*INSTRUCTIONS FOR THE TASK*: Print all the data below exactly, without images.

*RECORD EXCERPTS*:
____
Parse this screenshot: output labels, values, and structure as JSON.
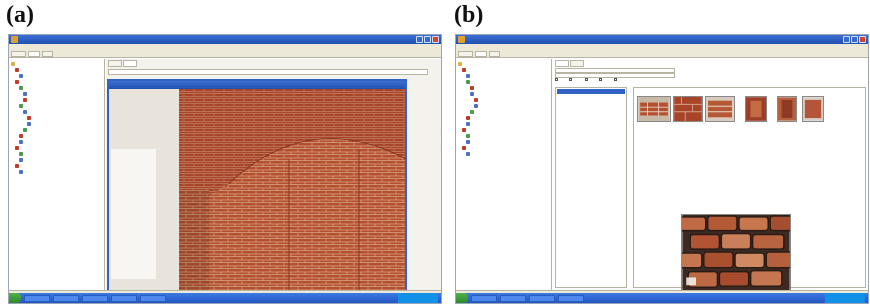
{
  "panels": [
    {
      "label": "(a)"
    },
    {
      "label": "(b)"
    }
  ],
  "colors": {
    "titlebar": "#1f4fb0",
    "taskbar": "#2456c4",
    "start": "#2f8a2c",
    "brick": "#b5502e",
    "selection": "#3163c5"
  },
  "icons": [
    "app-icon",
    "minimize-icon",
    "maximize-icon",
    "close-icon",
    "tree-node-icon",
    "start-icon"
  ]
}
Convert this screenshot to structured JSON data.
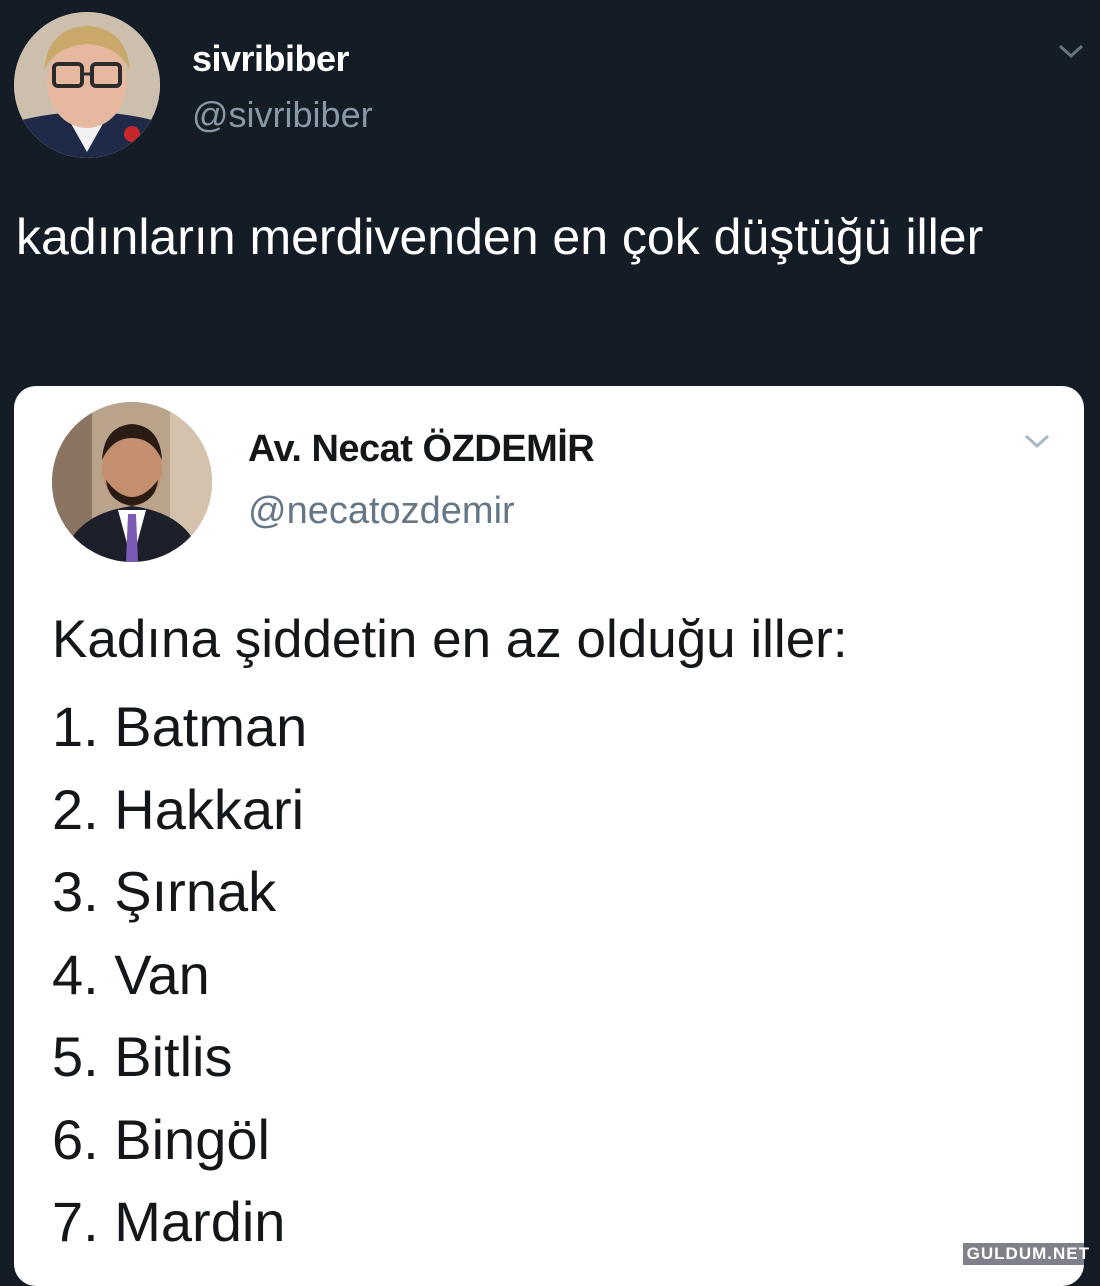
{
  "colors": {
    "background": "#141c26",
    "card_background": "#ffffff",
    "name_color": "#ffffff",
    "handle_color": "#8899a6",
    "quoted_text_color": "#14171a",
    "quoted_handle_color": "#657786"
  },
  "outer_tweet": {
    "author": {
      "name": "sivribiber",
      "handle": "@sivribiber",
      "avatar_icon": "profile-photo"
    },
    "menu_icon": "chevron-down-icon",
    "text": "kadınların merdivenden en çok düştüğü iller"
  },
  "quoted_tweet": {
    "author": {
      "name": "Av. Necat ÖZDEMİR",
      "handle": "@necatozdemir",
      "avatar_icon": "profile-photo"
    },
    "menu_icon": "chevron-down-icon",
    "heading": "Kadına şiddetin en az olduğu iller:",
    "items": [
      "1. Batman",
      "2. Hakkari",
      "3. Şırnak",
      "4. Van",
      "5. Bitlis",
      "6. Bingöl",
      "7. Mardin"
    ]
  },
  "watermark": "GULDUM.NET"
}
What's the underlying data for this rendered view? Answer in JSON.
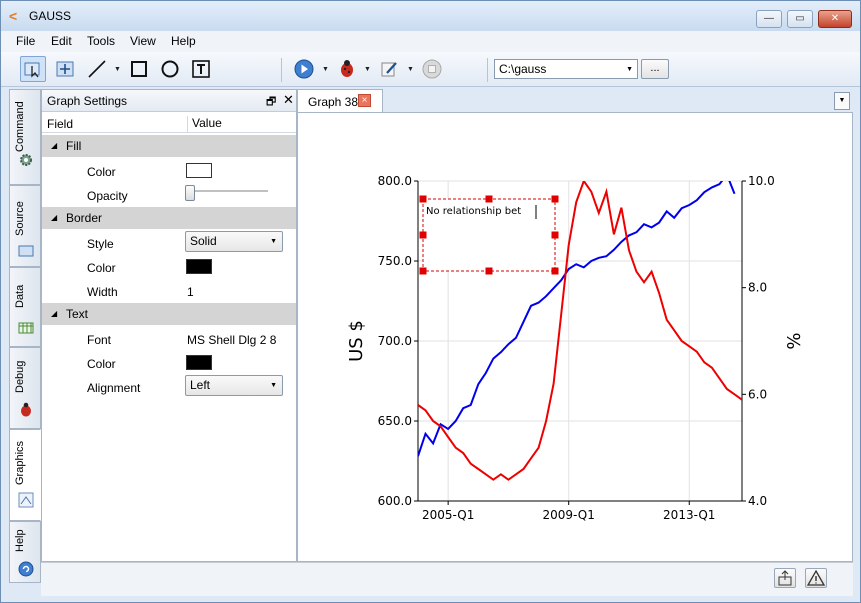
{
  "app": {
    "title": "GAUSS"
  },
  "menu": [
    "File",
    "Edit",
    "Tools",
    "View",
    "Help"
  ],
  "toolbar": {
    "directory": "C:\\gauss",
    "browse_label": "..."
  },
  "side_tabs": [
    "Command",
    "Source",
    "Data",
    "Debug",
    "Graphics",
    "Help"
  ],
  "settings": {
    "title": "Graph Settings",
    "col_field": "Field",
    "col_value": "Value",
    "groups": {
      "fill": "Fill",
      "border": "Border",
      "text": "Text"
    },
    "fill": {
      "color_label": "Color",
      "color": "#ffffff",
      "opacity_label": "Opacity",
      "opacity": 0
    },
    "border": {
      "style_label": "Style",
      "style": "Solid",
      "color_label": "Color",
      "color": "#000000",
      "width_label": "Width",
      "width": "1"
    },
    "text": {
      "font_label": "Font",
      "font": "MS Shell Dlg 2 8",
      "color_label": "Color",
      "color": "#000000",
      "align_label": "Alignment",
      "align": "Left"
    }
  },
  "graph_tab": {
    "label": "Graph 38",
    "close": "×"
  },
  "chart_data": {
    "type": "line",
    "title": "",
    "xlabel": "",
    "ylabel": "US $",
    "ylabel_right": "%",
    "x_ticks": [
      "2005-Q1",
      "2009-Q1",
      "2013-Q1"
    ],
    "y_ticks": [
      "600.0",
      "650.0",
      "700.0",
      "750.0",
      "800.0"
    ],
    "y2_ticks": [
      "4.0",
      "6.0",
      "8.0",
      "10.0"
    ],
    "ylim": [
      600,
      800
    ],
    "y2lim": [
      4,
      10
    ],
    "xlim": [
      2004.0,
      2014.75
    ],
    "grid": true,
    "annotation": "No relationship bet",
    "colors": {
      "left": "#0000ee",
      "right": "#ee0000"
    },
    "series": [
      {
        "axis": "left",
        "color": "#0000ee",
        "x": [
          2004.0,
          2004.25,
          2004.5,
          2004.75,
          2005.0,
          2005.25,
          2005.5,
          2005.75,
          2006.0,
          2006.25,
          2006.5,
          2006.75,
          2007.0,
          2007.25,
          2007.5,
          2007.75,
          2008.0,
          2008.25,
          2008.5,
          2008.75,
          2009.0,
          2009.25,
          2009.5,
          2009.75,
          2010.0,
          2010.25,
          2010.5,
          2010.75,
          2011.0,
          2011.25,
          2011.5,
          2011.75,
          2012.0,
          2012.25,
          2012.5,
          2012.75,
          2013.0,
          2013.25,
          2013.5,
          2013.75,
          2014.0,
          2014.25,
          2014.5
        ],
        "values": [
          628,
          642,
          636,
          648,
          645,
          650,
          658,
          660,
          673,
          680,
          689,
          693,
          698,
          702,
          712,
          722,
          724,
          728,
          733,
          738,
          745,
          748,
          746,
          750,
          752,
          753,
          757,
          762,
          766,
          768,
          773,
          771,
          774,
          781,
          777,
          783,
          785,
          788,
          793,
          796,
          798,
          804,
          792
        ]
      },
      {
        "axis": "right",
        "color": "#ee0000",
        "x": [
          2004.0,
          2004.25,
          2004.5,
          2004.75,
          2005.0,
          2005.25,
          2005.5,
          2005.75,
          2006.0,
          2006.25,
          2006.5,
          2006.75,
          2007.0,
          2007.25,
          2007.5,
          2007.75,
          2008.0,
          2008.25,
          2008.5,
          2008.75,
          2009.0,
          2009.25,
          2009.5,
          2009.75,
          2010.0,
          2010.25,
          2010.5,
          2010.75,
          2011.0,
          2011.25,
          2011.5,
          2011.75,
          2012.0,
          2012.25,
          2012.5,
          2012.75,
          2013.0,
          2013.25,
          2013.5,
          2013.75,
          2014.0,
          2014.25,
          2014.5,
          2014.75
        ],
        "values": [
          5.8,
          5.7,
          5.5,
          5.4,
          5.2,
          5.0,
          4.9,
          4.7,
          4.6,
          4.5,
          4.4,
          4.5,
          4.4,
          4.5,
          4.6,
          4.8,
          5.0,
          5.5,
          6.2,
          7.5,
          8.8,
          9.6,
          10.0,
          9.8,
          9.4,
          9.8,
          9.0,
          9.5,
          8.7,
          8.3,
          8.1,
          8.3,
          7.9,
          7.4,
          7.2,
          7.0,
          6.9,
          6.8,
          6.6,
          6.5,
          6.3,
          6.1,
          6.0,
          5.9
        ]
      }
    ]
  }
}
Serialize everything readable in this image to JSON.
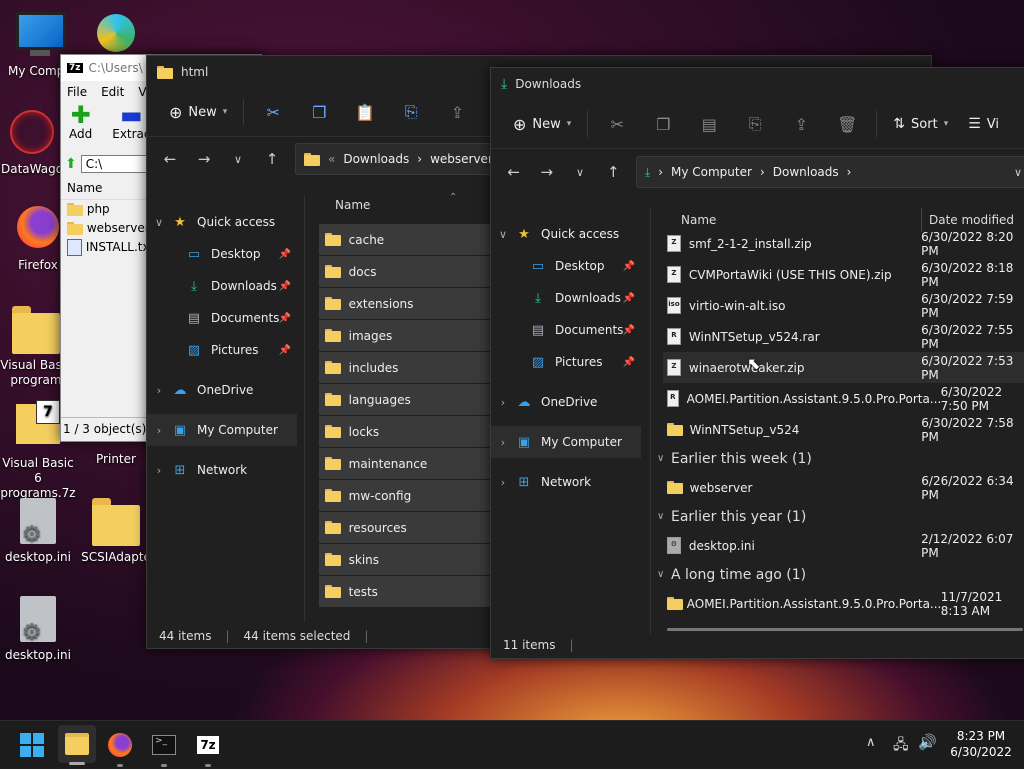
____
*EXERCISE OUTPUT*:
Parse this screenshot: output labels, values, and structure as JSON.
{
  "panels": [
    {
      "label": "(a)"
    },
    {
      "label": "(b)"
    }
  ],
  "colors": {
    "titlebar": "#1f4fb0",
    "taskbar": "#2456c4",
    "start": "#2f8a2c",
    "brick": "#b5502e",
    "selection": "#3163c5"
  },
  "icons": [
    "app-icon",
    "minimize-icon",
    "maximize-icon",
    "close-icon",
    "tree-node-icon",
    "start-icon"
  ]
}
Convert this screenshot to structured JSON data.
{
  "colors": {
    "background": "#141c26",
    "card_background": "#ffffff",
    "name_color": "#ffffff",
    "handle_color": "#8899a6",
    "quoted_text_color": "#14171a",
    "quoted_handle_color": "#657786"
  },
  "outer_tweet": {
    "author": {
      "name": "sivribiber",
      "handle": "@sivribiber",
      "avatar_icon": "profile-photo"
    },
    "menu_icon": "chevron-down-icon",
    "text": "kadınların merdivenden en çok düştüğü iller"
  },
  "quoted_tweet": {
    "author": {
      "name": "Av. Necat ÖZDEMİR",
      "handle": "@necatozdemir",
      "avatar_icon": "profile-photo"
    },
    "menu_icon": "chevron-down-icon",
    "heading": "Kadına şiddetin en az olduğu iller:",
    "items": [
      "1. Batman",
      "2. Hakkari",
      "3. Şırnak",
      "4. Van",
      "5. Bitlis",
      "6. Bingöl",
      "7. Mardin"
    ]
  },
  "watermark": "GULDUM.NET"
}
What's the underlying data for this rendered view? Answer in JSON.
{
  "app": {
    "title": "GAUSS"
  },
  "menu": [
    "File",
    "Edit",
    "Tools",
    "View",
    "Help"
  ],
  "toolbar": {
    "directory": "C:\\gauss",
    "browse_label": "..."
  },
  "side_tabs": [
    "Command",
    "Source",
    "Data",
    "Debug",
    "Graphics",
    "Help"
  ],
  "settings": {
    "title": "Graph Settings",
    "col_field": "Field",
    "col_value": "Value",
    "groups": {
      "fill": "Fill",
      "border": "Border",
      "text": "Text"
    },
    "fill": {
      "color_label": "Color",
      "color": "#ffffff",
      "opacity_label": "Opacity",
      "opacity": 0
    },
    "border": {
      "style_label": "Style",
      "style": "Solid",
      "color_label": "Color",
      "color": "#000000",
      "width_label": "Width",
      "width": "1"
    },
    "text": {
      "font_label": "Font",
      "font": "MS Shell Dlg 2 8",
      "color_label": "Color",
      "color": "#000000",
      "align_label": "Alignment",
      "align": "Left"
    }
  },
  "graph_tab": {
    "label": "Graph 38",
    "close": "×"
  },
  "chart_data": {
    "type": "line",
    "title": "",
    "xlabel": "",
    "ylabel": "US $",
    "ylabel_right": "%",
    "x_ticks": [
      "2005-Q1",
      "2009-Q1",
      "2013-Q1"
    ],
    "y_ticks": [
      "600.0",
      "650.0",
      "700.0",
      "750.0",
      "800.0"
    ],
    "y2_ticks": [
      "4.0",
      "6.0",
      "8.0",
      "10.0"
    ],
    "ylim": [
      600,
      800
    ],
    "y2lim": [
      4,
      10
    ],
    "xlim": [
      2004.0,
      2014.75
    ],
    "grid": true,
    "annotation": "No relationship bet",
    "colors": {
      "left": "#0000ee",
      "right": "#ee0000"
    },
    "series": [
      {
        "axis": "left",
        "color": "#0000ee",
        "x": [
          2004.0,
          2004.25,
          2004.5,
          2004.75,
          2005.0,
          2005.25,
          2005.5,
          2005.75,
          2006.0,
          2006.25,
          2006.5,
          2006.75,
          2007.0,
          2007.25,
          2007.5,
          2007.75,
          2008.0,
          2008.25,
          2008.5,
          2008.75,
          2009.0,
          2009.25,
          2009.5,
          2009.75,
          2010.0,
          2010.25,
          2010.5,
          2010.75,
          2011.0,
          2011.25,
          2011.5,
          2011.75,
          2012.0,
          2012.25,
          2012.5,
          2012.75,
          2013.0,
          2013.25,
          2013.5,
          2013.75,
          2014.0,
          2014.25,
          2014.5
        ],
        "values": [
          628,
          642,
          636,
          648,
          645,
          650,
          658,
          660,
          673,
          680,
          689,
          693,
          698,
          702,
          712,
          722,
          724,
          728,
          733,
          738,
          745,
          748,
          746,
          750,
          752,
          753,
          757,
          762,
          766,
          768,
          773,
          771,
          774,
          781,
          777,
          783,
          785,
          788,
          793,
          796,
          798,
          804,
          792
        ]
      },
      {
        "axis": "right",
        "color": "#ee0000",
        "x": [
          2004.0,
          2004.25,
          2004.5,
          2004.75,
          2005.0,
          2005.25,
          2005.5,
          2005.75,
          2006.0,
          2006.25,
          2006.5,
          2006.75,
          2007.0,
          2007.25,
          2007.5,
          2007.75,
          2008.0,
          2008.25,
          2008.5,
          2008.75,
          2009.0,
          2009.25,
          2009.5,
          2009.75,
          2010.0,
          2010.25,
          2010.5,
          2010.75,
          2011.0,
          2011.25,
          2011.5,
          2011.75,
          2012.0,
          2012.25,
          2012.5,
          2012.75,
          2013.0,
          2013.25,
          2013.5,
          2013.75,
          2014.0,
          2014.25,
          2014.5,
          2014.75
        ],
        "values": [
          5.8,
          5.7,
          5.5,
          5.4,
          5.2,
          5.0,
          4.9,
          4.7,
          4.6,
          4.5,
          4.4,
          4.5,
          4.4,
          4.5,
          4.6,
          4.8,
          5.0,
          5.5,
          6.2,
          7.5,
          8.8,
          9.6,
          10.0,
          9.8,
          9.4,
          9.8,
          9.0,
          9.5,
          8.7,
          8.3,
          8.1,
          8.3,
          7.9,
          7.4,
          7.2,
          7.0,
          6.9,
          6.8,
          6.6,
          6.5,
          6.3,
          6.1,
          6.0,
          5.9
        ]
      }
    ]
  }
}
Serialize everything readable in this image to JSON.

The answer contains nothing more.